Skip to main content

Raymond, Antonin

Raymond, Antonin (1888–1976). Bohemia-born American architect. He assisted Cass Gilbert when designing the Woolworth Building, NYC (1910–12), and then joined F. L. Wright in 1916, later collaborating in the building of the Imperial Hotel, Tokyo (1919–20—destroyed). He practised in Tokyo on his own account (1923–37), designing several buildings, including his own houses at Reinanzaka (1923—an early example of International Modernism) and Karuizawa (1932–3), the Akaboshi House (1932), and the Kawasaki House (1934), all in Tokyo. In the 1930s he began to experiment with pitched roofs, but in 1937 left Japan, and after a brief stay in India set up an office in NYC, specializing in Federal, State, and Local-Government work. In 1949 he returned to Japan to build the Reader's Digest Building, Tokyo (1947–50—demolished), which incorporated Japanese elements such as louvres, and in 1953, with his house at Azubu, he introduced traditional Japanese construction. Among his last works were the campus of the Nanzan University, Nagoya (1960–6), and the Pan-Pacific Forum, University of Hawaii, Honolulu (1966–9). He was a considerable influence on those Japanese architects who pioneered the Modern Movement after the 1939–45 war.


Kalman (1994);
Leatherbarrow (2000);
Raymond (1973);
Jane Turner (1996);
van Vynckt (ed.) (1993)

Cite this article
Pick a style below, and copy the text for your bibliography.

  • MLA
  • Chicago
  • APA

"Raymond, Antonin." A Dictionary of Architecture and Landscape Architecture. . 13 Apr. 2019 <>.

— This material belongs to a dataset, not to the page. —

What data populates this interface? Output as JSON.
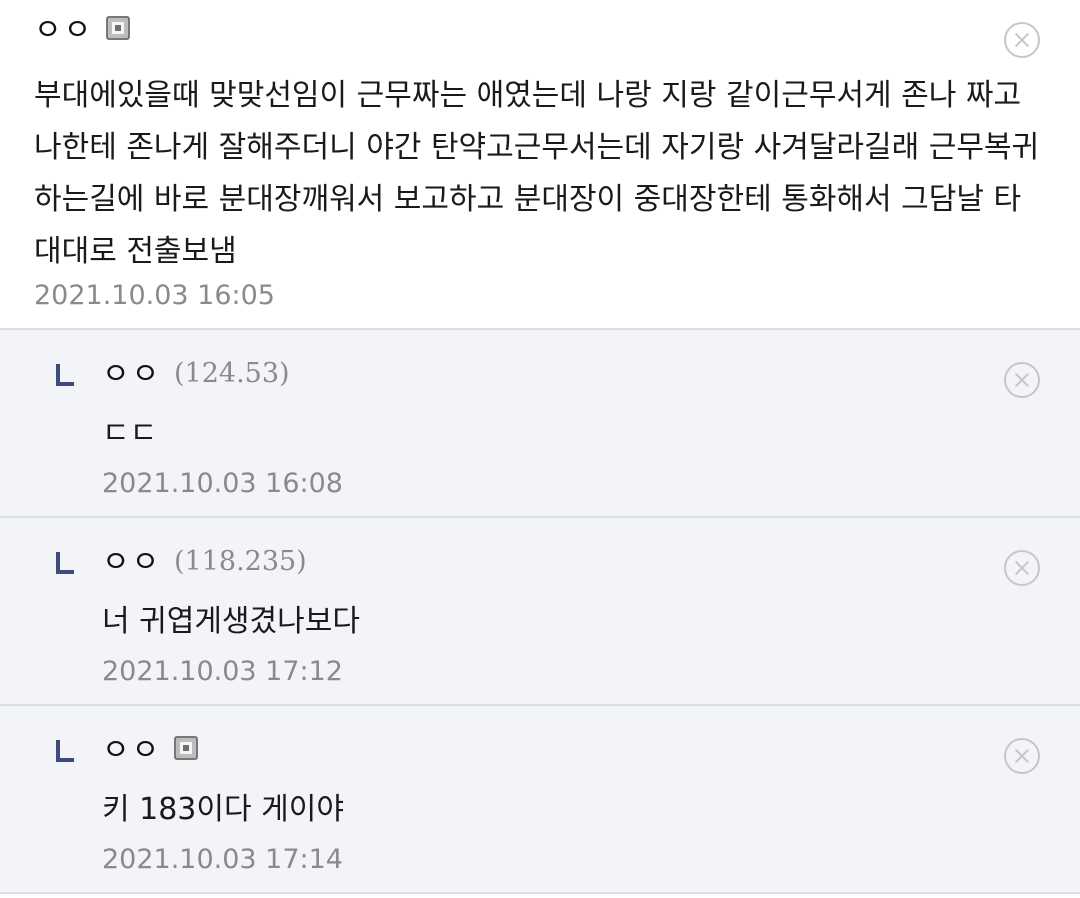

"Raymond, Antonin." A Dictionary of Architecture and Landscape Architecture. . (April 13, 2019).

"Raymond, Antonin." A Dictionary of Architecture and Landscape Architecture. . Retrieved April 13, 2019 from

Learn more about citation styles

Citation styles gives you the ability to cite reference entries and articles according to common styles from the Modern Language Association (MLA), The Chicago Manual of Style, and the American Psychological Association (APA).

Within the “Cite this article” tool, pick a style to see how all available information looks when formatted according to that style. Then, copy and paste the text into your bibliography or works cited list.

Because each style has its own formatting nuances that evolve over time and not all information is available for every reference entry or article, cannot guarantee each citation it generates. Therefore, it’s best to use citations as a starting point before checking the style against your school or publication’s requirements and the most-recent information available at these sites:

Modern Language Association

The Chicago Manual of Style

American Psychological Association

  • Most online reference entries and articles do not have page numbers. Therefore, that information is unavailable for most content. However, the date of retrieval is often important. Refer to each style’s convention regarding the best way to format page numbers and retrieval dates.
  • In addition to the MLA, Chicago, and APA styles, your school, university, publication, or institution may have its own requirements for citations. Therefore, be sure to refer to those guidelines when editing your bibliography or works cited list.